Chancellor Rishi Sunak is expected to pare back the annual commitment from 0.7 per cent of national income to 0.5 per cent in next week’s spending review.
The cut would mean a saving of about £4 billion a year – which, proponents say, could be pumped into mitigating the domestic effects of the coronavirus pandemic.
But, speaking ahead of this week’s virtual G20 meeting, Mr Cameron said: “Abandoning the 0.7 target for aid would be a moral, strategic and political mistake.
“Moral, because we should be keeping our promises to the world’s poorest.

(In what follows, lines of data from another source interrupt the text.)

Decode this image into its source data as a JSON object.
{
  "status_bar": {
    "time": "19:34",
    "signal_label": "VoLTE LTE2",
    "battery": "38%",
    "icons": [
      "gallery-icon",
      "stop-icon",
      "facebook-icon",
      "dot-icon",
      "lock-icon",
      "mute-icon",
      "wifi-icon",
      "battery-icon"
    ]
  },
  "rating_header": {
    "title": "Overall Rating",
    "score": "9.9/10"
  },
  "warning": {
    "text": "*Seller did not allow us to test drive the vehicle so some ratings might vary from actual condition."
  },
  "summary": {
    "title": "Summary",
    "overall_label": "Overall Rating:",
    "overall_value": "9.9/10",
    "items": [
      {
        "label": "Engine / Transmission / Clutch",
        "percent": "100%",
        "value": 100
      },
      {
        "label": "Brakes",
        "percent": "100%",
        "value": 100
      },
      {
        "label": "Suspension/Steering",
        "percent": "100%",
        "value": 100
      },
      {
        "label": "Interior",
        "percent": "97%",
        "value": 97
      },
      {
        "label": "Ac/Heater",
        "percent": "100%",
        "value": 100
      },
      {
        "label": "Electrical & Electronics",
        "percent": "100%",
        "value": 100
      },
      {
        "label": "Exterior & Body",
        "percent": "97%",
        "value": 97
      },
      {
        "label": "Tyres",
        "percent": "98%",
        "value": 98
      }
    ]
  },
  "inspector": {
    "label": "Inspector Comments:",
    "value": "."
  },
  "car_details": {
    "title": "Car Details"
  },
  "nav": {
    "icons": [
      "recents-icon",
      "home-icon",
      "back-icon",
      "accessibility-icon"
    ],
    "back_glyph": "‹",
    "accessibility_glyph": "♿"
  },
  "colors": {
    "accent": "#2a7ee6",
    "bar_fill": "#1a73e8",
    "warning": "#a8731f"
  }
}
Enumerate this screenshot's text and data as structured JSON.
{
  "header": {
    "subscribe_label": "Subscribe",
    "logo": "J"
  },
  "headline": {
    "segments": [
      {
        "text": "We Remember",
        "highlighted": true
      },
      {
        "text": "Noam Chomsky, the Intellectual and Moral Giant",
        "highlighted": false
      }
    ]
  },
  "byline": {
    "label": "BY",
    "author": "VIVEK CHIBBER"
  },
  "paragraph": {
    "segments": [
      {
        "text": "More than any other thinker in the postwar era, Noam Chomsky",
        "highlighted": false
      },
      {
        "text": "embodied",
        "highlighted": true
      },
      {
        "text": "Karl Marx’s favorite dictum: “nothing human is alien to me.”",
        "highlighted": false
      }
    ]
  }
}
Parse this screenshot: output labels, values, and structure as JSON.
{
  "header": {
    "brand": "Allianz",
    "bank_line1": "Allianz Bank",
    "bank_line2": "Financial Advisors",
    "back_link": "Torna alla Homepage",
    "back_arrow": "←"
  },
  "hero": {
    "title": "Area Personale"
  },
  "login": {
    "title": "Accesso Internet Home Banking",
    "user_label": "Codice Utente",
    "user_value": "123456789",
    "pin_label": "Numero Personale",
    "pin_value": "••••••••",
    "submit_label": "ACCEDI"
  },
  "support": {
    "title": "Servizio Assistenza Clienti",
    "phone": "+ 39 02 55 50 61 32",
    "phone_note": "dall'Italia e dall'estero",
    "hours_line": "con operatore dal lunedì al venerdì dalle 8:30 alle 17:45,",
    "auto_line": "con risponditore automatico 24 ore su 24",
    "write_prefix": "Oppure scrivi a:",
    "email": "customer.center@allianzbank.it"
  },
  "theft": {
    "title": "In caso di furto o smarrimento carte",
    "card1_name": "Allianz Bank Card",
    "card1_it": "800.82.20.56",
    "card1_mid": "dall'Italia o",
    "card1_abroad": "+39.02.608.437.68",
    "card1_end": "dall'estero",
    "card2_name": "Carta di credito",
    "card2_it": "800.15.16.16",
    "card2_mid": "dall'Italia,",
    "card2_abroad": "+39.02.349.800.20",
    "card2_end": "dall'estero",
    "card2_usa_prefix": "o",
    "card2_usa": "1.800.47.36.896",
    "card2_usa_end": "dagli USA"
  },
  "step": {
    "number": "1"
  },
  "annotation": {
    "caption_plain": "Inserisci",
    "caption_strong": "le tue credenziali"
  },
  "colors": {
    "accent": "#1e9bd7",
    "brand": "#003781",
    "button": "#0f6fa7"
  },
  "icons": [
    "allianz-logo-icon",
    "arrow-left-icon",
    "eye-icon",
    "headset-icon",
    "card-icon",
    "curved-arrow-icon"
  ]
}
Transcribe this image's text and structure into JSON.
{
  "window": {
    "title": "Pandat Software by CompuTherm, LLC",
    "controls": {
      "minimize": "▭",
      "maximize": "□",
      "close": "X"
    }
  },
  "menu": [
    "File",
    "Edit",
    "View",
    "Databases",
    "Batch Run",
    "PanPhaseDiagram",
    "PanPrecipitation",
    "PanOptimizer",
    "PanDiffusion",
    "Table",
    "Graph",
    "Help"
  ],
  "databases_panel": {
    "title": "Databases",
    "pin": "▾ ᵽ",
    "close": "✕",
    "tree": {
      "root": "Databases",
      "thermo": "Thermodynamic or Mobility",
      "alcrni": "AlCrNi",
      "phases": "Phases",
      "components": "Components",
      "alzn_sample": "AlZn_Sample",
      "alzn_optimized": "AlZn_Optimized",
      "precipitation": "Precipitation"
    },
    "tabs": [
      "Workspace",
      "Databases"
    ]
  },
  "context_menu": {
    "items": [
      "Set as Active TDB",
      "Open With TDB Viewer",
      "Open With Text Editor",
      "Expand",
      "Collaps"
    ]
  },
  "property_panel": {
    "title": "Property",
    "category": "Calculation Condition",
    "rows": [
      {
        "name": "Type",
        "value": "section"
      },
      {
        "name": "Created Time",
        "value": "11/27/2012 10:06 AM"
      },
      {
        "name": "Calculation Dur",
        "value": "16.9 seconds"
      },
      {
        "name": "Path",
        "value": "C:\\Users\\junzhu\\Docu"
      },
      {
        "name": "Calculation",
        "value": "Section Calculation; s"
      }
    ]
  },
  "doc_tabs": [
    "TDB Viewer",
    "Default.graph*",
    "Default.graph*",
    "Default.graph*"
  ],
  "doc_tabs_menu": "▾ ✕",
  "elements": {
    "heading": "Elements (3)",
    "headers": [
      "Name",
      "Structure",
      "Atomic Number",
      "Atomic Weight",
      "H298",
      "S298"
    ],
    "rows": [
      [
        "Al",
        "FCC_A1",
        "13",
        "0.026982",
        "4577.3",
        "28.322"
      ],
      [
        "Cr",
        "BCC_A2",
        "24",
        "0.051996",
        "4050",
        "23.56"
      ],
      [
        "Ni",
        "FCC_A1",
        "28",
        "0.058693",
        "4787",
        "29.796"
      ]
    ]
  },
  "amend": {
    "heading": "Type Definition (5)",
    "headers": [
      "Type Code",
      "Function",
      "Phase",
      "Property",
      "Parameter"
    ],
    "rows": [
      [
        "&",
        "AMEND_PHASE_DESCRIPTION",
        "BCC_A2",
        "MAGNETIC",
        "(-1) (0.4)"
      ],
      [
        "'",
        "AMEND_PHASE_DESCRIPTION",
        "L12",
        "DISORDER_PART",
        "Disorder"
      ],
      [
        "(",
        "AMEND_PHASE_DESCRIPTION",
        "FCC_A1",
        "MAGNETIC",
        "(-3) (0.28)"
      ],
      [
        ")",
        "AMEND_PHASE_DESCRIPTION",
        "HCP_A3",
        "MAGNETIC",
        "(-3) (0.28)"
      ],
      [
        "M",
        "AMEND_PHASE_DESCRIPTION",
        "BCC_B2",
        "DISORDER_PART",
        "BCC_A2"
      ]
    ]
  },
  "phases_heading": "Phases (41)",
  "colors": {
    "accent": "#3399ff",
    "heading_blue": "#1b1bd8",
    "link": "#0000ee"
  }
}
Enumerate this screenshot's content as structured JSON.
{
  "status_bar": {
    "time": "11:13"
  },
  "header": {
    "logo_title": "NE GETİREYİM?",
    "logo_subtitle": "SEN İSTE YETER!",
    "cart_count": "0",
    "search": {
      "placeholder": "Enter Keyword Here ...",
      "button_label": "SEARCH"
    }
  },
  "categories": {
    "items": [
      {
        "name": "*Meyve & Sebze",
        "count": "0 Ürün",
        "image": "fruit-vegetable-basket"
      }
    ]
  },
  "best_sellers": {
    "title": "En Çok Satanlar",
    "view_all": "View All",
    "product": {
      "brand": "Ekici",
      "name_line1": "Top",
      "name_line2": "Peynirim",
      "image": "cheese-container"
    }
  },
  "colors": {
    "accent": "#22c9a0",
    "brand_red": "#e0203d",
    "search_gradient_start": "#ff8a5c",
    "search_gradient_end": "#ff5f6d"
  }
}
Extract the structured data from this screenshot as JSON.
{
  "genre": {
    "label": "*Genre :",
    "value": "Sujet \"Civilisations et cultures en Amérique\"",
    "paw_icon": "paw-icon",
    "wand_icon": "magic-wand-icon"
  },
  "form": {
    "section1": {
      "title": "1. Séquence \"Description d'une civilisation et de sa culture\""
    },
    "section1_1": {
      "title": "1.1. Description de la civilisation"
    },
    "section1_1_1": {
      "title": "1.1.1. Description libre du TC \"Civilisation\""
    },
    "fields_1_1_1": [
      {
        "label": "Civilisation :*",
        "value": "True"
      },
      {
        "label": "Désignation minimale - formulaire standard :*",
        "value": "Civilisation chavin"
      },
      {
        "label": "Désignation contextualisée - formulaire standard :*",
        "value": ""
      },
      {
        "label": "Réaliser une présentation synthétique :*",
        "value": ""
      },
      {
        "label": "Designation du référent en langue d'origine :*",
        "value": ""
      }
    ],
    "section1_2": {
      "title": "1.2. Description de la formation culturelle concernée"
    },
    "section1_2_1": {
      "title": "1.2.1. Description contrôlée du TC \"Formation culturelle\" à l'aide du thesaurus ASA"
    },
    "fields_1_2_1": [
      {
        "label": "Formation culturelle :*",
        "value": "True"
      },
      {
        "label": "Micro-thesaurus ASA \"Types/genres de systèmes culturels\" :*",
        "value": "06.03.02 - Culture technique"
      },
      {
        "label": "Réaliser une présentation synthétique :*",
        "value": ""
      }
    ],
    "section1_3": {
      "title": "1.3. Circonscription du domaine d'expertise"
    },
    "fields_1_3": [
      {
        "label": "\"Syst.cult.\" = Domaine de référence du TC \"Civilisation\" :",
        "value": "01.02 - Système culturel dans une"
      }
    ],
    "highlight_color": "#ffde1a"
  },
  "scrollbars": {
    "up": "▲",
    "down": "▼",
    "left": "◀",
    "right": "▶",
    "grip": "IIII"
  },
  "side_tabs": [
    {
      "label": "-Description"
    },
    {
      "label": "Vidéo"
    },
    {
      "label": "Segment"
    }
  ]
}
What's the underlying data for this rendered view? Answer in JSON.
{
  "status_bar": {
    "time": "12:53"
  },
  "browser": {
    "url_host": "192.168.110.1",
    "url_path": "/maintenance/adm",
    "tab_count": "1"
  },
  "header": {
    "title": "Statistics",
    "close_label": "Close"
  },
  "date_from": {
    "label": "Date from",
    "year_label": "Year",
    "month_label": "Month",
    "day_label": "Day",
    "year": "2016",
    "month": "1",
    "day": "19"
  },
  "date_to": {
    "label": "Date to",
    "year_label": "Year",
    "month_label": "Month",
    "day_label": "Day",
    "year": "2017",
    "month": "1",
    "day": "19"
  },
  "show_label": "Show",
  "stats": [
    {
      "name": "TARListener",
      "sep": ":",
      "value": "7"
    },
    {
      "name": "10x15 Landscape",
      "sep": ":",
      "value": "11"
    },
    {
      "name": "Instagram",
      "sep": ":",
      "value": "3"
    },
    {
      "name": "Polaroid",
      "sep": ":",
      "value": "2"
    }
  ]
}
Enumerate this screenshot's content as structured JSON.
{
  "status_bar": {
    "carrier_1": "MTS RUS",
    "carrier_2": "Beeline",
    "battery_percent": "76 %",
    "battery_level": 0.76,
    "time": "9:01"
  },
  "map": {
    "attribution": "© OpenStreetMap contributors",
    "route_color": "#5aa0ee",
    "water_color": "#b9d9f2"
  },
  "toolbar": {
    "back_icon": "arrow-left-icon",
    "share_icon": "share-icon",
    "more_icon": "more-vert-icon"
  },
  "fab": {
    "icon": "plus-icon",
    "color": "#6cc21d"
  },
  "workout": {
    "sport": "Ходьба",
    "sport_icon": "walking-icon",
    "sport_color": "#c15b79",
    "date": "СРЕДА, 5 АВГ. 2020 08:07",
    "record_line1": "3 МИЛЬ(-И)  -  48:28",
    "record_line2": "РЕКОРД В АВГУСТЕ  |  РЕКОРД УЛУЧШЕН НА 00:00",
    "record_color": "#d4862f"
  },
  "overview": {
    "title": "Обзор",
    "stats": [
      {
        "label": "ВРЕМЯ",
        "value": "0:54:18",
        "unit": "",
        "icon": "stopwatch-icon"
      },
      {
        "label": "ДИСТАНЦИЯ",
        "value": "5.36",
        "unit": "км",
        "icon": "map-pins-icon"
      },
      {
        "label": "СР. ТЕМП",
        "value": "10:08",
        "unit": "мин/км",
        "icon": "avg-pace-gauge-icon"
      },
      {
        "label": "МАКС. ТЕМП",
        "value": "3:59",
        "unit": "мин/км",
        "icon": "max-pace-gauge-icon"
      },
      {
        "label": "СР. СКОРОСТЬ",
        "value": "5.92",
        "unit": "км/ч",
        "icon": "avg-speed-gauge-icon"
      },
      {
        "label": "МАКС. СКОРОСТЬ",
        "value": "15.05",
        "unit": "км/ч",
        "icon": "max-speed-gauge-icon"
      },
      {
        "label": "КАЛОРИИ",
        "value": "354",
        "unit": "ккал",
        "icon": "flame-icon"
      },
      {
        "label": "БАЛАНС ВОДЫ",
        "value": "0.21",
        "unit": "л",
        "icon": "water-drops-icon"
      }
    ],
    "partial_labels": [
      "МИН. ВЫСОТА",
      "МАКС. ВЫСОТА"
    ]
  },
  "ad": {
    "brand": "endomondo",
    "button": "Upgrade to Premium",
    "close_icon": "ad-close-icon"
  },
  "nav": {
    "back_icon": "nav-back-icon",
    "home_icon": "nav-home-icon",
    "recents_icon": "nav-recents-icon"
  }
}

A strategic error, because we would be signalling retreat from one of the UK’s vital acts of global leadership.
“And a political mistake because the UK is about to chair the G7 and important climate change negotiations.”
Speaking to the Daily Telegraph, the former Conservative leader added: “I hope the PM will stick to his clear manifesto promise, maintain UK leadership and save lives.”
Mr Blair, meanwhile, said foreign aid – and the 0.7 per cent target – had been a “great British soft power achievement” and that it had saved millions of lives in Africa by reducing deaths from malaria and HIV.
The former Labour leader said: “It’s enlightened self-interest. Neither the challenge of climate or Covid-19 can be met without Africa. Nor can those of extremism and uncontrolled immigration. To change it is a profound strategic mistake.”
The interventions came after Boris Johnson had already been urged to rethink the plan in a letter signed by 185 development and humanitarian charity leaders including Save The Children, Greenpeace UK, and Unicef UK.
“Now is not the time to renege on our promise to spend 0.7 per cent of our gross national income on aid and development,” they wrote.
“Stepping back from our international commitments is not the solution and risks damaging the UK’s standing globally as we define our role in the world post-Brexit.
“A u-turn on your manifesto commitment twould signal we are a nation willing to balance its books on the backs of the world’s most marginalised people, many of whom are dealing with the impact of Covid-19 on top of existing hardship.”
Mr Johnson’s official spokesman responded to the letter by drawing attention to the fact that the legislation enshrining the 0.7 per cent target in UK law explicitly acknowledged it might not always be met.
www.independent.co.uk 2020-11-21 13:05:46